» Problem statement: Write out the records again, exactly. Nothing may be dropped.

Items from an interface collection
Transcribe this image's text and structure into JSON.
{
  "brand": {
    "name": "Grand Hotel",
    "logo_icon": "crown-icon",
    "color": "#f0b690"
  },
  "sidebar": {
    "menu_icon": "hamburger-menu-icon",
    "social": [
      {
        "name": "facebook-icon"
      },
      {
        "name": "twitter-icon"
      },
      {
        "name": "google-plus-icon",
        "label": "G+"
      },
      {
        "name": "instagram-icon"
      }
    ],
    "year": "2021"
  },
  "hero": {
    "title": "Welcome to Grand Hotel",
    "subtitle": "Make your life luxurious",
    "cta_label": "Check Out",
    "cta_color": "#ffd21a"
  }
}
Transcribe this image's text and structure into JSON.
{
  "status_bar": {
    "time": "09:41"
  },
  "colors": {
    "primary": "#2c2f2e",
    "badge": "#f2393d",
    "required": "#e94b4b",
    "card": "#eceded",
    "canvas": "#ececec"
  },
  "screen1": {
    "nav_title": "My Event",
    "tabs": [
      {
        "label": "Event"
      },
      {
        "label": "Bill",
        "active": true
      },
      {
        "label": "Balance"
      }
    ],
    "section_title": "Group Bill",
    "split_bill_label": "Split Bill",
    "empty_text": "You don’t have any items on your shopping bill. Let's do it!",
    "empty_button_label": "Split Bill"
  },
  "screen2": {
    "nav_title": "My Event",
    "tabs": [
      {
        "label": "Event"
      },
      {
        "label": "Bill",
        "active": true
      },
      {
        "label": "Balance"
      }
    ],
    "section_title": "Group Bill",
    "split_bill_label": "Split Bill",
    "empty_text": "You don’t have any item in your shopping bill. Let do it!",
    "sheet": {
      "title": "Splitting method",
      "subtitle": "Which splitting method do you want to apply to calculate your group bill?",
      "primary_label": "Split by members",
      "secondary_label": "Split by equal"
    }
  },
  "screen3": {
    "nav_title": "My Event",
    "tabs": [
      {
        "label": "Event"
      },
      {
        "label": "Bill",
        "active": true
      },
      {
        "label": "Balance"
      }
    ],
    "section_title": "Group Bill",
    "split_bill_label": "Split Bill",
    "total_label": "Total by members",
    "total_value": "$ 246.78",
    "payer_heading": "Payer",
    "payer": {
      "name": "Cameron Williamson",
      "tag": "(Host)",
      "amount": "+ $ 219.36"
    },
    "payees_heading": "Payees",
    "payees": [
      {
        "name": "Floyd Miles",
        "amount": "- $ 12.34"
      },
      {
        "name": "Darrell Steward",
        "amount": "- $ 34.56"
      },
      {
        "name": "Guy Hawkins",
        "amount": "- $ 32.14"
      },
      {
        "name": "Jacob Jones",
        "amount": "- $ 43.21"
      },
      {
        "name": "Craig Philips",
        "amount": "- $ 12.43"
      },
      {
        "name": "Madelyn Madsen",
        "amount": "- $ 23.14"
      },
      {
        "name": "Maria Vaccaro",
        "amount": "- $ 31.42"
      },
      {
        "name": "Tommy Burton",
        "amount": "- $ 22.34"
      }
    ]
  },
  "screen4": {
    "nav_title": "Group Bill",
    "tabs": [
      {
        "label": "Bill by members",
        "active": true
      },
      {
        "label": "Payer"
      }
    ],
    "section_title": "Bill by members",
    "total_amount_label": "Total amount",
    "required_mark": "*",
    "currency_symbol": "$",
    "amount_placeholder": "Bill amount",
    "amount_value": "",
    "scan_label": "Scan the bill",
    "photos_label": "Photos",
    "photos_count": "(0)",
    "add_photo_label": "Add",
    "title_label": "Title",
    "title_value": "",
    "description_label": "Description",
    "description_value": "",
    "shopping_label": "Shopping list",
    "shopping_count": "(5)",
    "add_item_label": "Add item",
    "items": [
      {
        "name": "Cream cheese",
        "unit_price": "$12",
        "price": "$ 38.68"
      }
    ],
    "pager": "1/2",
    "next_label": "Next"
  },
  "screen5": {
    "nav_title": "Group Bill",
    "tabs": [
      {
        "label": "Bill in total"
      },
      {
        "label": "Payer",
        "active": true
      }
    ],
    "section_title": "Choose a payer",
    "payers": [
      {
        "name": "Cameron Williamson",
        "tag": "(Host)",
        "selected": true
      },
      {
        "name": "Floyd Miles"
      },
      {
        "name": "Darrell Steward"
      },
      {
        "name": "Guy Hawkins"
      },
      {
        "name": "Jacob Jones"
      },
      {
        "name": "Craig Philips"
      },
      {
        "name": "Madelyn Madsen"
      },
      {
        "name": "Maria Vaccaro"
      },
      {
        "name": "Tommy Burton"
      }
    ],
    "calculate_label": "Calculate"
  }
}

» Exercise output:
Transcribe this image's text and structure into JSON.
{
  "brand": {
    "name": "Grand Hotel",
    "logo_icon": "crown-icon",
    "color": "#f0b690"
  },
  "sidebar": {
    "menu_icon": "hamburger-menu-icon",
    "social": [
      {
        "name": "facebook-icon"
      },
      {
        "name": "twitter-icon"
      },
      {
        "name": "google-plus-icon",
        "label": "G+"
      },
      {
        "name": "instagram-icon"
      }
    ],
    "year": "2021"
  },
  "hero": {
    "title": "Welcome to Grand Hotel",
    "subtitle": "Make your life luxurious",
    "cta_label": "Check Out",
    "cta_color": "#ffd21a"
  }
}
Transcribe this image's text and structure into JSON.
{
  "status_bar": {
    "time": "09:41"
  },
  "colors": {
    "primary": "#2c2f2e",
    "badge": "#f2393d",
    "required": "#e94b4b",
    "card": "#eceded",
    "canvas": "#ececec"
  },
  "screen1": {
    "nav_title": "My Event",
    "tabs": [
      {
        "label": "Event"
      },
      {
        "label": "Bill",
        "active": true
      },
      {
        "label": "Balance"
      }
    ],
    "section_title": "Group Bill",
    "split_bill_label": "Split Bill",
    "empty_text": "You don’t have any items on your shopping bill. Let's do it!",
    "empty_button_label": "Split Bill"
  },
  "screen2": {
    "nav_title": "My Event",
    "tabs": [
      {
        "label": "Event"
      },
      {
        "label": "Bill",
        "active": true
      },
      {
        "label": "Balance"
      }
    ],
    "section_title": "Group Bill",
    "split_bill_label": "Split Bill",
    "empty_text": "You don’t have any item in your shopping bill. Let do it!",
    "sheet": {
      "title": "Splitting method",
      "subtitle": "Which splitting method do you want to apply to calculate your group bill?",
      "primary_label": "Split by members",
      "secondary_label": "Split by equal"
    }
  },
  "screen3": {
    "nav_title": "My Event",
    "tabs": [
      {
        "label": "Event"
      },
      {
        "label": "Bill",
        "active": true
      },
      {
        "label": "Balance"
      }
    ],
    "section_title": "Group Bill",
    "split_bill_label": "Split Bill",
    "total_label": "Total by members",
    "total_value": "$ 246.78",
    "payer_heading": "Payer",
    "payer": {
      "name": "Cameron Williamson",
      "tag": "(Host)",
      "amount": "+ $ 219.36"
    },
    "payees_heading": "Payees",
    "payees": [
      {
        "name": "Floyd Miles",
        "amount": "- $ 12.34"
      },
      {
        "name": "Darrell Steward",
        "amount": "- $ 34.56"
      },
      {
        "name": "Guy Hawkins",
        "amount": "- $ 32.14"
      },
      {
        "name": "Jacob Jones",
        "amount": "- $ 43.21"
      },
      {
        "name": "Craig Philips",
        "amount": "- $ 12.43"
      },
      {
        "name": "Madelyn Madsen",
        "amount": "- $ 23.14"
      },
      {
        "name": "Maria Vaccaro",
        "amount": "- $ 31.42"
      },
      {
        "name": "Tommy Burton",
        "amount": "- $ 22.34"
      }
    ]
  },
  "screen4": {
    "nav_title": "Group Bill",
    "tabs": [
      {
        "label": "Bill by members",
        "active": true
      },
      {
        "label": "Payer"
      }
    ],
    "section_title": "Bill by members",
    "total_amount_label": "Total amount",
    "required_mark": "*",
    "currency_symbol": "$",
    "amount_placeholder": "Bill amount",
    "amount_value": "",
    "scan_label": "Scan the bill",
    "photos_label": "Photos",
    "photos_count": "(0)",
    "add_photo_label": "Add",
    "title_label": "Title",
    "title_value": "",
    "description_label": "Description",
    "description_value": "",
    "shopping_label": "Shopping list",
    "shopping_count": "(5)",
    "add_item_label": "Add item",
    "items": [
      {
        "name": "Cream cheese",
        "unit_price": "$12",
        "price": "$ 38.68"
      }
    ],
    "pager": "1/2",
    "next_label": "Next"
  },
  "screen5": {
    "nav_title": "Group Bill",
    "tabs": [
      {
        "label": "Bill in total"
      },
      {
        "label": "Payer",
        "active": true
      }
    ],
    "section_title": "Choose a payer",
    "payers": [
      {
        "name": "Cameron Williamson",
        "tag": "(Host)",
        "selected": true
      },
      {
        "name": "Floyd Miles"
      },
      {
        "name": "Darrell Steward"
      },
      {
        "name": "Guy Hawkins"
      },
      {
        "name": "Jacob Jones"
      },
      {
        "name": "Craig Philips"
      },
      {
        "name": "Madelyn Madsen"
      },
      {
        "name": "Maria Vaccaro"
      },
      {
        "name": "Tommy Burton"
      }
    ],
    "calculate_label": "Calculate"
  }
}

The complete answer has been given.